The Directive furthermore provides that biotechnological inventions are patentable if they concern biological material which is isolated from its natural environment or produced by means of a technical process, plants or animals if the technical feasibility of the invention is not confined to a particular plant or animal variety, and a microbiological or other technical process, or a product obtained by means of such a process other than a plant or animal variety.
It is stipulated that patents shall not be granted in respect of biotechnological inventions which, in particular, concerns a process for cloning human beings, processes for modifying germ line genetic identity of a human, uses of human embryos for industrial or commercial purposes, processes for modifying the genetic identity of animals that are likely to cause them suffering without any substantial medical benefit to man or animal, and also animals resulting from such processes. It is thus evident that a sequence or partial sequence of a gene cannot constitute a patentable invention. However, an element isolated from the human body or otherwise produced by means of a technical process, including the sequence or partial sequence of a gene, may be regarded as patentable, even if the structure of that element is identical to that of a natural element.
In the absence of relevant South African case law directly dealing with the patenting of DNA, further guidance is sought from foreign case law.

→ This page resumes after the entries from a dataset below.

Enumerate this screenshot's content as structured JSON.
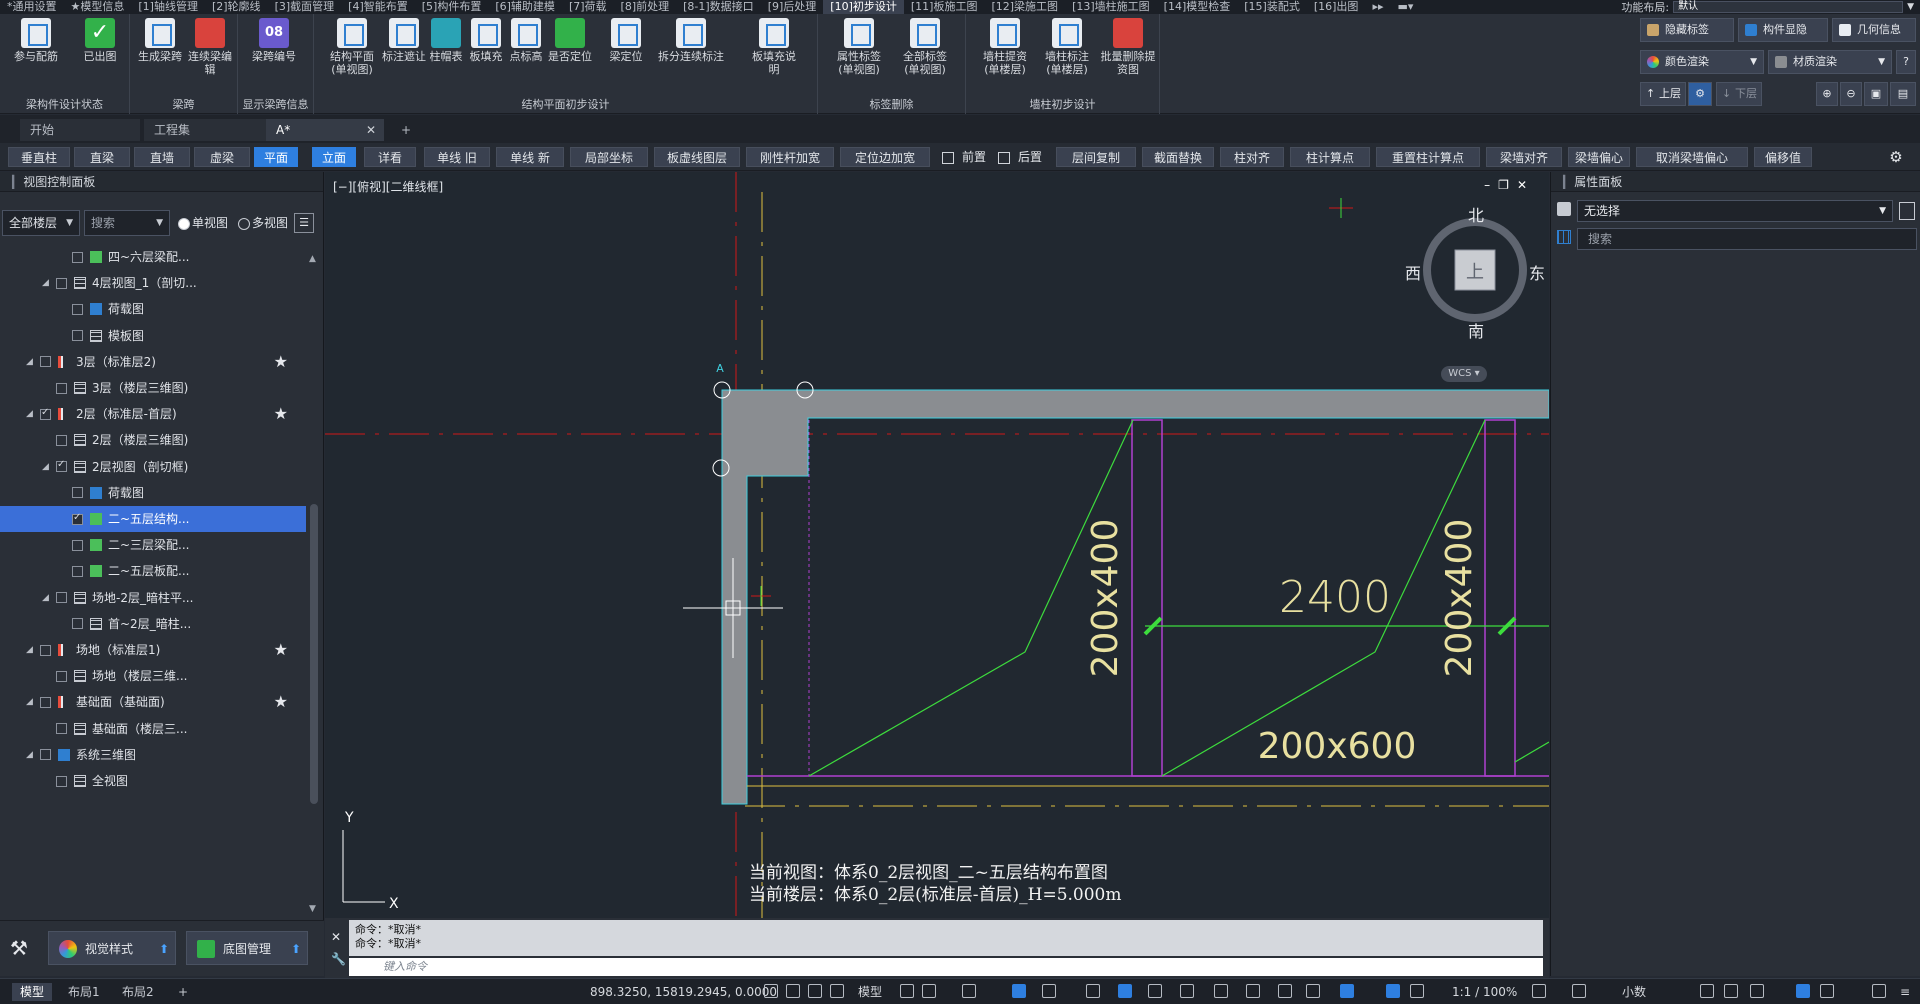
{
  "menubar": {
    "items": [
      "*通用设置",
      "★模型信息",
      "[1]轴线管理",
      "[2]轮廓线",
      "[3]截面管理",
      "[4]智能布置",
      "[5]构件布置",
      "[6]辅助建模",
      "[7]荷载",
      "[8]前处理",
      "[8-1]数据接口",
      "[9]后处理",
      "[10]初步设计",
      "[11]板施工图",
      "[12]梁施工图",
      "[13]墙柱施工图",
      "[14]模型检查",
      "[15]装配式",
      "[16]出图"
    ],
    "active_index": 12,
    "layout_label": "功能布局:",
    "layout_value": "默认"
  },
  "ribbon": {
    "groups": [
      {
        "title": "梁构件设计状态",
        "buttons": [
          "参与配筋",
          "已出图"
        ]
      },
      {
        "title": "梁跨",
        "buttons": [
          "生成梁跨",
          "连续梁编辑"
        ]
      },
      {
        "title": "显示梁跨信息",
        "buttons": [
          "梁跨编号"
        ]
      },
      {
        "title": "结构平面初步设计",
        "buttons": [
          "结构平面(单视图)",
          "标注遮让",
          "柱帽表",
          "板填充",
          "点标高",
          "是否定位",
          "梁定位",
          "拆分连续标注",
          "板填充说明"
        ]
      },
      {
        "title": "标签删除",
        "buttons": [
          "属性标签(单视图)",
          "全部标签(单视图)"
        ]
      },
      {
        "title": "墙柱初步设计",
        "buttons": [
          "墙柱提资(单楼层)",
          "墙柱标注(单楼层)",
          "批量删除提资图"
        ]
      }
    ],
    "badge_08": "08",
    "side": {
      "hide_tags": "隐藏标签",
      "component_show": "构件显隐",
      "geometry": "几何信息",
      "color_render": "颜色渲染",
      "material_render": "材质渲染",
      "upper_floor": "上层",
      "lower_floor": "下层"
    }
  },
  "tabs": {
    "items": [
      "开始",
      "工程集",
      "A*"
    ],
    "add": "+"
  },
  "commands": [
    "垂直柱",
    "直梁",
    "直墙",
    "虚梁",
    "平面",
    "立面",
    "详看",
    "单线 旧",
    "单线 新",
    "局部坐标",
    "板虚线图层",
    "刚性杆加宽",
    "定位边加宽",
    "前置",
    "后置",
    "层间复制",
    "截面替换",
    "柱对齐",
    "柱计算点",
    "重置柱计算点",
    "梁墙对齐",
    "梁墙偏心",
    "取消梁墙偏心",
    "偏移值"
  ],
  "commands_active": [
    "平面",
    "立面"
  ],
  "left_panel": {
    "title": "视图控制面板",
    "floor_filter": "全部楼层",
    "search_placeholder": "搜索",
    "single_view": "单视图",
    "multi_view": "多视图",
    "tree": [
      {
        "label": "四~六层梁配...",
        "indent": 3,
        "icon": "green",
        "checked": false
      },
      {
        "label": "4层视图_1（剖切...",
        "indent": 2,
        "icon": "grid",
        "checked": false,
        "expanded": true
      },
      {
        "label": "荷载图",
        "indent": 3,
        "icon": "blue",
        "checked": false
      },
      {
        "label": "模板图",
        "indent": 3,
        "icon": "grid",
        "checked": false
      },
      {
        "label": "3层（标准层2)",
        "indent": 1,
        "icon": "bar",
        "checked": false,
        "star": true,
        "expanded": true
      },
      {
        "label": "3层（楼层三维图)",
        "indent": 2,
        "icon": "grid",
        "checked": false
      },
      {
        "label": "2层（标准层-首层)",
        "indent": 1,
        "icon": "bar",
        "checked": true,
        "star": true,
        "expanded": true
      },
      {
        "label": "2层（楼层三维图)",
        "indent": 2,
        "icon": "grid",
        "checked": false
      },
      {
        "label": "2层视图（剖切框)",
        "indent": 2,
        "icon": "grid",
        "checked": true,
        "expanded": true
      },
      {
        "label": "荷载图",
        "indent": 3,
        "icon": "blue",
        "checked": false
      },
      {
        "label": "二~五层结构...",
        "indent": 3,
        "icon": "green",
        "checked": true,
        "selected": true
      },
      {
        "label": "二~三层梁配...",
        "indent": 3,
        "icon": "green",
        "checked": false
      },
      {
        "label": "二~五层板配...",
        "indent": 3,
        "icon": "green",
        "checked": false
      },
      {
        "label": "场地-2层_暗柱平...",
        "indent": 2,
        "icon": "grid",
        "checked": false,
        "expanded": true
      },
      {
        "label": "首~2层_暗柱...",
        "indent": 3,
        "icon": "grid",
        "checked": false
      },
      {
        "label": "场地（标准层1)",
        "indent": 1,
        "icon": "bar",
        "checked": false,
        "star": true,
        "expanded": true
      },
      {
        "label": "场地（楼层三维...",
        "indent": 2,
        "icon": "grid",
        "checked": false
      },
      {
        "label": "基础面（基础面)",
        "indent": 1,
        "icon": "bar",
        "checked": false,
        "star": true,
        "expanded": true
      },
      {
        "label": "基础面（楼层三...",
        "indent": 2,
        "icon": "grid",
        "checked": false
      },
      {
        "label": "系统三维图",
        "indent": 1,
        "icon": "blue",
        "checked": false,
        "expanded": true
      },
      {
        "label": "全视图",
        "indent": 2,
        "icon": "grid",
        "checked": false
      }
    ],
    "bottom": {
      "visual_style": "视觉样式",
      "base_map": "底图管理"
    }
  },
  "canvas": {
    "view_label": "[−][俯视][二维线框]",
    "compass": {
      "north": "北",
      "south": "南",
      "east": "东",
      "west": "西",
      "top": "上"
    },
    "wcs": "WCS",
    "dim_2400": "2400",
    "dim_beam_1": "200x400",
    "dim_beam_2": "200x400",
    "dim_beam_3": "200x600",
    "axis_y": "Y",
    "axis_x": "X",
    "axis_a": "A",
    "current_view": "当前视图：体系0_2层视图_二~五层结构布置图",
    "current_floor": "当前楼层：体系0_2层(标准层-首层)_H=5.000m"
  },
  "right_panel": {
    "title": "属性面板",
    "selection": "无选择",
    "search_placeholder": "搜索"
  },
  "command_line": {
    "history": [
      "命令：*取消*",
      "命令：*取消*"
    ],
    "input_placeholder": "键入命令"
  },
  "status_bar": {
    "layout_tabs": [
      "模型",
      "布局1",
      "布局2"
    ],
    "add_tab": "+",
    "coordinates": "898.3250, 15819.2945, 0.0000",
    "model_label": "模型",
    "scale": "1:1 / 100%",
    "units": "小数"
  },
  "colors": {
    "accent": "#2e7fe0",
    "canvas_bg": "#212830",
    "wall_fill": "#8a8d91",
    "beam_green": "#3ddc3d",
    "column_purple": "#b040d0",
    "axis_red": "#d01818",
    "axis_yellow": "#e0c040",
    "dim_text": "#e8e0a0",
    "outline_cyan": "#40d0e0"
  }
}
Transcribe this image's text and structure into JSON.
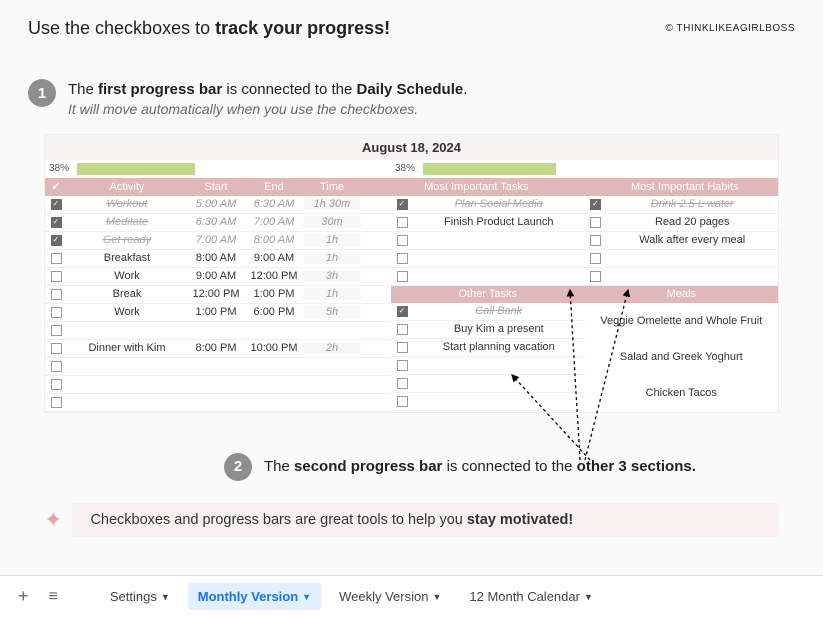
{
  "header": {
    "intro": "Use the checkboxes to ",
    "introBold": "track your progress!",
    "copyright": "© THINKLIKEAGIRLBOSS"
  },
  "step1": {
    "num": "1",
    "a": "The ",
    "b": "first progress bar",
    "c": " is connected to the ",
    "d": "Daily Schedule",
    "e": ".",
    "sub": "It will move automatically when you use the checkboxes."
  },
  "step2": {
    "num": "2",
    "a": "The ",
    "b": "second progress bar",
    "c": " is connected to the ",
    "d": "other 3 sections."
  },
  "planner": {
    "date": "August 18, 2024",
    "pct1": "38%",
    "fill1": 38,
    "pct2": "38%",
    "fill2": 38,
    "headers": {
      "check": "✔",
      "activity": "Activity",
      "start": "Start",
      "end": "End",
      "time": "Time",
      "tasks": "Most Important Tasks",
      "habits": "Most Important Habits",
      "other": "Other Tasks",
      "meals": "Meals"
    },
    "schedule": [
      {
        "done": true,
        "act": "Workout",
        "start": "5:00 AM",
        "end": "6:30 AM",
        "time": "1h 30m"
      },
      {
        "done": true,
        "act": "Meditate",
        "start": "6:30 AM",
        "end": "7:00 AM",
        "time": "30m"
      },
      {
        "done": true,
        "act": "Get ready",
        "start": "7:00 AM",
        "end": "8:00 AM",
        "time": "1h"
      },
      {
        "done": false,
        "act": "Breakfast",
        "start": "8:00 AM",
        "end": "9:00 AM",
        "time": "1h"
      },
      {
        "done": false,
        "act": "Work",
        "start": "9:00 AM",
        "end": "12:00 PM",
        "time": "3h"
      },
      {
        "done": false,
        "act": "Break",
        "start": "12:00 PM",
        "end": "1:00 PM",
        "time": "1h"
      },
      {
        "done": false,
        "act": "Work",
        "start": "1:00 PM",
        "end": "6:00 PM",
        "time": "5h"
      },
      {
        "done": false,
        "act": "",
        "start": "",
        "end": "",
        "time": ""
      },
      {
        "done": false,
        "act": "Dinner with Kim",
        "start": "8:00 PM",
        "end": "10:00 PM",
        "time": "2h"
      },
      {
        "done": false,
        "act": "",
        "start": "",
        "end": "",
        "time": ""
      },
      {
        "done": false,
        "act": "",
        "start": "",
        "end": "",
        "time": ""
      },
      {
        "done": false,
        "act": "",
        "start": "",
        "end": "",
        "time": ""
      }
    ],
    "tasks": [
      {
        "done": true,
        "txt": "Plan Social Media"
      },
      {
        "done": false,
        "txt": "Finish Product Launch"
      },
      {
        "done": false,
        "txt": ""
      },
      {
        "done": false,
        "txt": ""
      },
      {
        "done": false,
        "txt": ""
      }
    ],
    "habits": [
      {
        "done": true,
        "txt": "Drink 2.5 L water"
      },
      {
        "done": false,
        "txt": "Read 20 pages"
      },
      {
        "done": false,
        "txt": "Walk after every meal"
      },
      {
        "done": false,
        "txt": ""
      },
      {
        "done": false,
        "txt": ""
      }
    ],
    "other": [
      {
        "done": true,
        "txt": "Call Bank"
      },
      {
        "done": false,
        "txt": "Buy Kim a present"
      },
      {
        "done": false,
        "txt": "Start planning vacation"
      },
      {
        "done": false,
        "txt": ""
      },
      {
        "done": false,
        "txt": ""
      },
      {
        "done": false,
        "txt": ""
      }
    ],
    "meals": [
      "Veggie Omelette and Whole Fruit",
      "Salad and Greek Yoghurt",
      "Chicken Tacos"
    ]
  },
  "footer": {
    "note_a": "Checkboxes and progress bars are great tools to help you ",
    "note_b": "stay motivated!"
  },
  "tabs": {
    "settings": "Settings",
    "monthly": "Monthly Version",
    "weekly": "Weekly Version",
    "cal": "12 Month Calendar"
  }
}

In particular, Myriad Genetics Inc litigated extensively in the USA and Australia, regarding the validity of patents on two human genes associated with breast and ovarian cancer (BRCA1 and BRCA2).
On 13 June 2013, USA’s Supreme Court held that isolated genomic DNA (“gDNA”) is not patentable under their Patents Act. However, complementary DNA (“cDNA”) was found to be patentable. cDNA is defined as synthetically created DNA which contains the same protein-coding information found in DNA but excludes the DNA-portions which do not code for proteins (non-coding regions). The court unanimously ruled that "a naturally occurring DNA segment is a product of nature and not patent eligible merely because it has been isolated", thus invalidating Myriad's patents on the BRCA1 and BRCA2 genes. However, the Court further held that manipulation of a gene to create something not found in nature, such as a strand of synthetically-produced cDNA, could still be eligible for patent protection. The impact of the case was of fairly straightforward significance in that it struck down patent claims on gDNA that has been merely ‘isolated’ from the body without any further manipulation and more specifically held that gDNA was not patentable subject matter as provided for in the US Patents Act. Thus a patent claiming for isolated DNA sequence which codes for a specified protein is invalid.
On 7 October 2015, the High Court of Australia, handed down judgment in the D’Arcy v Myriad Genetics Inc and Anor matter, and held that three BCRA patent claims was not a ‘patentable invention’. The patentability requirement which was at issue was the concept of a “manner of manufacture” – it was held that it cannot be patentable as the invention as claimed would involve an extension of the concept of a manner of manufacture which was not appropriate for judicial determination. It is thus evident for claims involving so-called ‘new disruptive innovations’ (i.e. those “unimagined technologies with unimagined characteristics and implications”) and which don’t fit into an established class of products or processes, the courts are likely to take public interests into account and consider international intellectual property laws.
New disruptive innovations are causing ripples in patent waters and technology develops faster than lawmakers amend patent laws. Ultimately a sensible approach is to be adopted in light of the provision in the South African Patents Act that a mere discovery is not patentable.